With that in mind, below I am re-printing & slightly editing a post from a few years ago regarding our approach to the ministry of funerals & memorial services at Good Shepherd:
Sometimes I get the impression that if your church is somehow “contemporary” or “large” or even “mega,” then people in the congregation don’t die, so pastors don’t have to devote much time or attention to funerals and memorials services.
Well, however hyperbolic those observations may be, people who are connected to Good Shepherd do in fact die. And the ministry of funerals and memorial services is a vital one, especially if we are going to be a church who lives up to our name.
It’s also true that the need for such ministry comes in bursts — several at a time. We’re in one of those seasons now.
So what are five “rules” we have here for designing and leading a funeral or memorial service?
1. Always remember the primary goal: to have a service that brings honor to God while at the same time doing justice to the memory of the person who has died.
2. Avoid the pitfalls of bad funeral preaching — and, sadly, there is a lot of bad funeral preaching out there.
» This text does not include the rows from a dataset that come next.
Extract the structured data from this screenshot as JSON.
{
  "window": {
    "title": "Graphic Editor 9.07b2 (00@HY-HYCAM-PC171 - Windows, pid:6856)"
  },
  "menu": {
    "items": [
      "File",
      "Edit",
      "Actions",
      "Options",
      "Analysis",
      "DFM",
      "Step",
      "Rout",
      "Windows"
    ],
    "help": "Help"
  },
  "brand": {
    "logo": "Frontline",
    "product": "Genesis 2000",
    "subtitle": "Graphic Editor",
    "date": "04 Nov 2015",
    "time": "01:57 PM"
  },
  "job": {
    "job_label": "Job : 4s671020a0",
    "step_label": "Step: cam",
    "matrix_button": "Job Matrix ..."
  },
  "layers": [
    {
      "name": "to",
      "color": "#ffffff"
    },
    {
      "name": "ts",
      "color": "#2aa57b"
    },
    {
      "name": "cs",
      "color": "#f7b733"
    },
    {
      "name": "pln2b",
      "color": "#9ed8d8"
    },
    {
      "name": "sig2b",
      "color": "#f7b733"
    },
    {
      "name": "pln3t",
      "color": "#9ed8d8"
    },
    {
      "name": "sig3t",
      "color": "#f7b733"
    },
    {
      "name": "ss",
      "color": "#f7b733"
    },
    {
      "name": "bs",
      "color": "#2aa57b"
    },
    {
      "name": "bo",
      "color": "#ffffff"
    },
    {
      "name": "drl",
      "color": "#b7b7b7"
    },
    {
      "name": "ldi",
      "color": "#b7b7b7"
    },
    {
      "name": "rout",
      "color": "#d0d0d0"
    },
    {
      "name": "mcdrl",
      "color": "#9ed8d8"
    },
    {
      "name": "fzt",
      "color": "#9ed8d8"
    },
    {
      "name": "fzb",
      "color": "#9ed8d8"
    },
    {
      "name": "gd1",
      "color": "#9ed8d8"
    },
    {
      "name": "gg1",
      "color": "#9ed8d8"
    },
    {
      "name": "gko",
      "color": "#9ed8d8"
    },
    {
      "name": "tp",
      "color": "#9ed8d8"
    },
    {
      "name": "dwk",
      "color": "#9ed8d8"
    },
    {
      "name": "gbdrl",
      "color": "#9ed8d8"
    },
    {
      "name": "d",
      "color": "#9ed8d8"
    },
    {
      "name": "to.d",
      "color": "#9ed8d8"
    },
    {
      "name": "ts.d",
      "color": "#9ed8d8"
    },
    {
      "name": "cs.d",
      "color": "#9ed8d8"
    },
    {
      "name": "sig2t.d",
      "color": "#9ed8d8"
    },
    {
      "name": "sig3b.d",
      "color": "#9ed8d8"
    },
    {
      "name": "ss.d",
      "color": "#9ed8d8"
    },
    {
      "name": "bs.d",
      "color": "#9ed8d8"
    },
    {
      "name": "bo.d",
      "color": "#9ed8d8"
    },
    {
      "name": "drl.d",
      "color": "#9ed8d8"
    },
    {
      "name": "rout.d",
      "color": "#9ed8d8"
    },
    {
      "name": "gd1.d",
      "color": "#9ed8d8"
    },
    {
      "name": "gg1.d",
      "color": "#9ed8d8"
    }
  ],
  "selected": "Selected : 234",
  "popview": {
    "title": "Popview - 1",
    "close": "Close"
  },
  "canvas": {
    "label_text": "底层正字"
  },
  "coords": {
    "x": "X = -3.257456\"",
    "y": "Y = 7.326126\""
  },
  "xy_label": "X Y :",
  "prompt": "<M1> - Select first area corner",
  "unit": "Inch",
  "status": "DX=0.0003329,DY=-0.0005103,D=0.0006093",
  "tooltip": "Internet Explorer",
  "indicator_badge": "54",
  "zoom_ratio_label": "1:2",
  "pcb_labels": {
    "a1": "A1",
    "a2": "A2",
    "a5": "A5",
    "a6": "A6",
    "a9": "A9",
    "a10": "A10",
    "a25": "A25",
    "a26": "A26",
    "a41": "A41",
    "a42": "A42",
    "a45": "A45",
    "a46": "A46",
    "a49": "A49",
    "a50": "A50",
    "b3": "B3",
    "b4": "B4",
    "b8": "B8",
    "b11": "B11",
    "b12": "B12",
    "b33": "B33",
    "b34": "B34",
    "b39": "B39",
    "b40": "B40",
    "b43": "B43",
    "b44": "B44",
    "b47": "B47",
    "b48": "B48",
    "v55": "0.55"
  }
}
What is bad funeral preaching? Preaching that a) denies the reality of grief; b) ignores the personality and history of the one who has died; c) uses canned poetry with trite phrases like “don’t cry for me”; d) mis-uses the occasion of a funeral as an excuse to have an altar call for conversion.
3. Select music reflective of the person who has died. For example, yesterday I led a service for a 95 year old saint at the care center where he had spent his last years. We sang Amazing Grace and How Great Thou Art with only keyboards for accompaniment. When my time comes — I’ve got some good genes so it may be awhile — some band somewhere will sing U2’s Where The Streets Have No Name.
4. Make sure the eulogy gives EXPRESSION to feelings that people have but can’t necessarily articulate in their time of grief. The role of the pastor is to give language to the emotions present in the room.
5. Make sure the eulogy gives PERMISSION to family and friends to grieve and grieve well. This is a hallmark of Good Shepherd funerals — we remind people that grief is a good & holy gift that God gives us to get through times of sorrow. As Jesus said, “Blessed are those who mourn (and he didn’t say ‘blessed are those who deny’ or ‘blessed are those who are strong’ or ‘blessed are those who hold it all in’!!), for they shall be comforted.” Permission opens up the pathway for comfort.